Domestication has long been known to induce significant changes in the physiology and behavior of animals. This process, which involves selective breeding for traits desirable to humans, often results in physical and neurological alterations compared to their wild counterparts. A notable example of this is the reduction in brain size, a phenomenon observed across various domesticated species, including sheep, pigs, and cows. This change, often referred to as the domestication effect, has been considered a permanent alteration, with the assumption that once certain brain regions are lost through evolution, they cannot be regained.
The American Mink: A Case Study in Reversing Domestication
However, recent studies on the American mink have challenged this long-held belief. Native to North America and domesticated for over a century primarily for the fur trade, the American mink presents a unique case. After being bred in Europe for fur farming, some of these captive animals escaped, forming feral populations across the continent. This situation provided researchers with an ideal opportunity to study the effects of domestication and its potential reversal, as there were distinct populations of wild, domesticated, and feral minks available for comparison.
Brain Size Regrowth in Feral Minks
A groundbreaking study by the Max Planck Institute of Animal Behavior (Pohle et al., 2023) revealed that the brains of captive-bred minks had shrunk by about 25% compared to their wild ancestors. However, in a surprising turn of events, the feral mink populations, which had escaped captivity and lived in the wild for several generations, showed almost complete regrowth of their brain size, reaching nearly the same size as that of their wild counterparts within 50 generations. This discovery indicates that the loss of brain size in domesticated animals is not a permanent change and can be reversed under certain conditions.
Understanding the Mechanism: Dehnel’s Phenomenon

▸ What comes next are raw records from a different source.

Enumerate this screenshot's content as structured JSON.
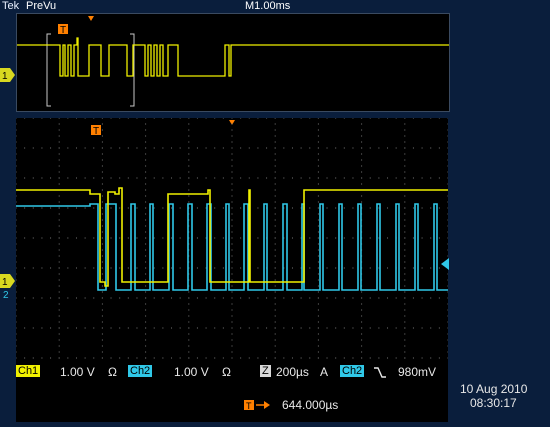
{
  "header": {
    "brand": "Tek",
    "mode": "PreVu",
    "timebase": "M1.00ms"
  },
  "markers": {
    "trigger_symbol": "T",
    "ch1": "1",
    "ch2": "2"
  },
  "status": {
    "ch1_label": "Ch1",
    "ch1_scale": "1.00 V",
    "ch2_label": "Ch2",
    "ch2_scale": "1.00 V",
    "ohm_icon": "Ω",
    "zoom_letter": "Z",
    "zoom_scale": "200µs",
    "acq_letter": "A",
    "trigger_source": "Ch2",
    "trigger_slope_icon": "falling-edge-icon",
    "trigger_level": "980mV",
    "position": "644.000µs",
    "date": "10 Aug 2010",
    "time": "08:30:17"
  },
  "colors": {
    "ch1": "#f0f000",
    "ch2": "#30c8e8",
    "trigger": "#ff8000",
    "background": "#0a1e3c"
  }
}
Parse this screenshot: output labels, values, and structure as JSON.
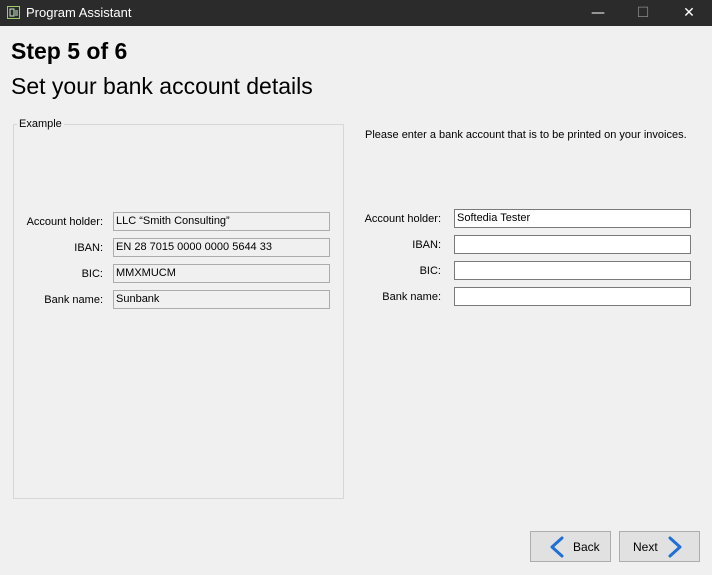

The ability of the American mink to reverse the domestication effect on brain size may be attributed to a unique biological characteristic known as Dehnel’s phenomenon. This phenomenon, observed in a family of small mammals that include shrews, moles, weasels, and minks, allows these animals to seasonally change their brain size. The flexibility in brain size inherent to these species could be a key factor enabling the mink to regain their ancestral brain sizes after re-entering the wild. This adaptability would be particularly advantageous for animals facing the challenges of survival in natural environments after escaping captivity.
Implications and Future Research
The findings from the study on American minks have significant implications for our understanding of domestication and its effects on animal physiology. It suggests that the domestication process may not be as irreversible as previously thought, at least in certain species. This opens up new avenues for research into the plasticity of the animal brain and how it responds to changes in environment and lifestyle.
Future studies are needed to explore further how these changes in brain size affect the functionality and behavior of the animals. Researchers are particularly interested in examining the brains of feral minks to understand how the regrowth impacts their cognitive abilities and adaptation to the wild. Such research could provide valuable insights into the evolutionary processes underlying domestication and rewilding.
The case of the American mink offers a fascinating glimpse into the dynamic nature of animal physiology and the potential for reversing certain effects of domestication. It challenges our traditional views on the permanence of domestication-induced changes and highlights the remarkable adaptability of the animal brain. As we continue to explore the complexities of domestication and its reversal, we gain a deeper appreciation for the intricate interplay between genetics, environment, and evolution in shaping the lives of the animals with whom we share our planet.
Pohle, A.K., Zalewski, A., Muturi, M., Dullin, C., Farková, L., Keicher, L. and Dechmann, D.K., 2023. Domestication effect of reduced brain size is reverted when mink become feral. Royal Society Open Science, 10(7), p.230463.
You might also enjoy:
- 20 Endangered Species in America - February 23, 2024
- Watch: The Discovery of The World’s Largest Snake In the Amazon Rainforest - February 23, 2024
- Top 10 Must-See Animals in America - February 21, 2024